holding me like rivers taking islands,
your eyes the sky around the moon,
the nights so still we know
that more will come
and we can bear it.

2015 jeff marks memorial poetry prize winners

december is proud to present audio recordings of our winner Chelsea Jennings reading her poem “Heirloom”
Processed with Moldiv

HEIRLOOM

As close to the past as maps can get to rivers
A boat full of stones     A handful of water

*

This is the dressmaker’s frame
where we hang our fear of the dark

Again and again we thread it
though the eye of sleep is small
*

It could have been a locket with a lock of hair inside
It could have been a mirror     A set of silver     A coin
*

There was a pewter cup and a patron saint
for each of the children who lived

They kept their records in the Bible
They shared a single bridal dress

*

This is the watchmaker’s shop
where the balance wheel can be fixed

*

We wear their scrimshaw earrings
and are called by their given names

We dream that we’re drowning   We dream that
we wake     And we eat our meals from their plates


and Sam Roxas-Chua, our honorable mention, reading his poem “A Beast in the Chapel.”
Processed with Moldiv

A BEAST IN THE CHAPEL

Several times I asked my father
to pull on my ears
until my feet were lifted off the ground.

Several times I asked him
to look into my eyes
and blow out the red lanterns—
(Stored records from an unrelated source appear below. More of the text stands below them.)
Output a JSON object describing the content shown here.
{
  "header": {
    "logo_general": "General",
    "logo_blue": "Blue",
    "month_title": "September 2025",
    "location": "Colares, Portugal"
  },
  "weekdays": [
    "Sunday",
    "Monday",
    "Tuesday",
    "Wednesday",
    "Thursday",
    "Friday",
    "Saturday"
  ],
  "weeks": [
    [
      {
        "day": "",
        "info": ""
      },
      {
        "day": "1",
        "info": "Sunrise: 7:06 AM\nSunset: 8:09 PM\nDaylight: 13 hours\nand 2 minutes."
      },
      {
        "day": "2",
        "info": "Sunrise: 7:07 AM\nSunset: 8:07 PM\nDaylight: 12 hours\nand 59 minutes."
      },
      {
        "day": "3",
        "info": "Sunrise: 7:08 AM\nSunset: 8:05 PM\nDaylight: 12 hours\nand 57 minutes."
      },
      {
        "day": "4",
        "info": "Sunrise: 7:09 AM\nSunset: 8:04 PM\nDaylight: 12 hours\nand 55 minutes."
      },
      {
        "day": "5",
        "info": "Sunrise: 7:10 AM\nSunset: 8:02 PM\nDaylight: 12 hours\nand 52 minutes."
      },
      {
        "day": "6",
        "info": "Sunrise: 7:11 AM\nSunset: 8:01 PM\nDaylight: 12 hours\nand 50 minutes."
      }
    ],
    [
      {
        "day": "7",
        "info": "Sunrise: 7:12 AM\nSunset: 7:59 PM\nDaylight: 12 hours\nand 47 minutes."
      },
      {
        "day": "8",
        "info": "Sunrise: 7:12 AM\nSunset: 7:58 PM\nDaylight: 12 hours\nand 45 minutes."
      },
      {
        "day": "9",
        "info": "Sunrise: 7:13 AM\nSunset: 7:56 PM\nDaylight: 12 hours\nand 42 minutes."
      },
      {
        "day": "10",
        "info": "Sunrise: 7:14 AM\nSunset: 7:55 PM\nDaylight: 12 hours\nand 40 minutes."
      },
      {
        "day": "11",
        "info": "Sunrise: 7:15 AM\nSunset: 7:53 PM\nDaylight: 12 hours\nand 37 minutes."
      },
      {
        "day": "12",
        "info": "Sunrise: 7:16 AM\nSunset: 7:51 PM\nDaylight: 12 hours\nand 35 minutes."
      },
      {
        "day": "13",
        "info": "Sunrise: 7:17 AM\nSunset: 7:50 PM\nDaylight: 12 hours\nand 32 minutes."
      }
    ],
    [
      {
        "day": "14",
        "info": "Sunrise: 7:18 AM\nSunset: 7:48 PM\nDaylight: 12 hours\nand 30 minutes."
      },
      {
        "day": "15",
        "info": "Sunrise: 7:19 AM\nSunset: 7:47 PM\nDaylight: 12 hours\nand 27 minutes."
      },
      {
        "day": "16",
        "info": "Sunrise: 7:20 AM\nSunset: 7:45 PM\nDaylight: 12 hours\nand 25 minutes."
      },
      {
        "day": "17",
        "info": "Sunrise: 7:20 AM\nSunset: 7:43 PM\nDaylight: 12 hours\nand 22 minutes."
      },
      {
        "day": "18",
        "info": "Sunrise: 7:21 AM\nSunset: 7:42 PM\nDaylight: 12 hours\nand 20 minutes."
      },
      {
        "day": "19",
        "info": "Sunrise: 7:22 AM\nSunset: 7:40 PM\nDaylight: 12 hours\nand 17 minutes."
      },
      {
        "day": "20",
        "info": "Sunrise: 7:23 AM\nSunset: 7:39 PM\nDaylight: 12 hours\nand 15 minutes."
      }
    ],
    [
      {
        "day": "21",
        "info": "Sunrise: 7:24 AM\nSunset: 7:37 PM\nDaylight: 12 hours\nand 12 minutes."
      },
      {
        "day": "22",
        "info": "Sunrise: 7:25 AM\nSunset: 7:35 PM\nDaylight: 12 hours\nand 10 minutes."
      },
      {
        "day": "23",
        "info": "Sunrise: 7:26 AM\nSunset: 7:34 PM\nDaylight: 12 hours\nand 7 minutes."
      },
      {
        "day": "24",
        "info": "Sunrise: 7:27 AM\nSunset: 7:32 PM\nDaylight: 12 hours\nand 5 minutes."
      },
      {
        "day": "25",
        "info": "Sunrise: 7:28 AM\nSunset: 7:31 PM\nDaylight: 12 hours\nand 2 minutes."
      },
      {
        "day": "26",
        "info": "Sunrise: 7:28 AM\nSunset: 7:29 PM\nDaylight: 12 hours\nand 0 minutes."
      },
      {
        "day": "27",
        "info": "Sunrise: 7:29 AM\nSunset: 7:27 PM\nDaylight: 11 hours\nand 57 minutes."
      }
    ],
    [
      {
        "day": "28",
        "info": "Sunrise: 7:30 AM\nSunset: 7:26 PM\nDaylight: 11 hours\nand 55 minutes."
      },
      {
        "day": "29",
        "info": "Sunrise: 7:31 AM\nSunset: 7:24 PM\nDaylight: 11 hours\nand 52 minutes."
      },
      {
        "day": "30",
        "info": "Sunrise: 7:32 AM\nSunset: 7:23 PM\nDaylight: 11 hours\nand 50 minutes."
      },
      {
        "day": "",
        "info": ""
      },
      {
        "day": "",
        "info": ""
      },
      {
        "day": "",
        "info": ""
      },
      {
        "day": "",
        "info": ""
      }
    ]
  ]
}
those soft pendulums
that keep me up at night,
twin stars of vermillion arias.

Several times I placed my hand
inside his mouth and fished for summer,
moon, winter, and tow.

Several times I hid my name
behind my ears
when he called me Bakla!

Several times my hands shimmied
under the breakfast table
where my mother sat me down

and said he wasn’t coming home—
it was Christmas, I wore a red tie.
And on that same day,

a man was found in the river,
his face eaten by fish. Several
times I asked Who was he?

Who was he? Several times
I sucked on plums to think of him.
Several times I dreamt I had gills.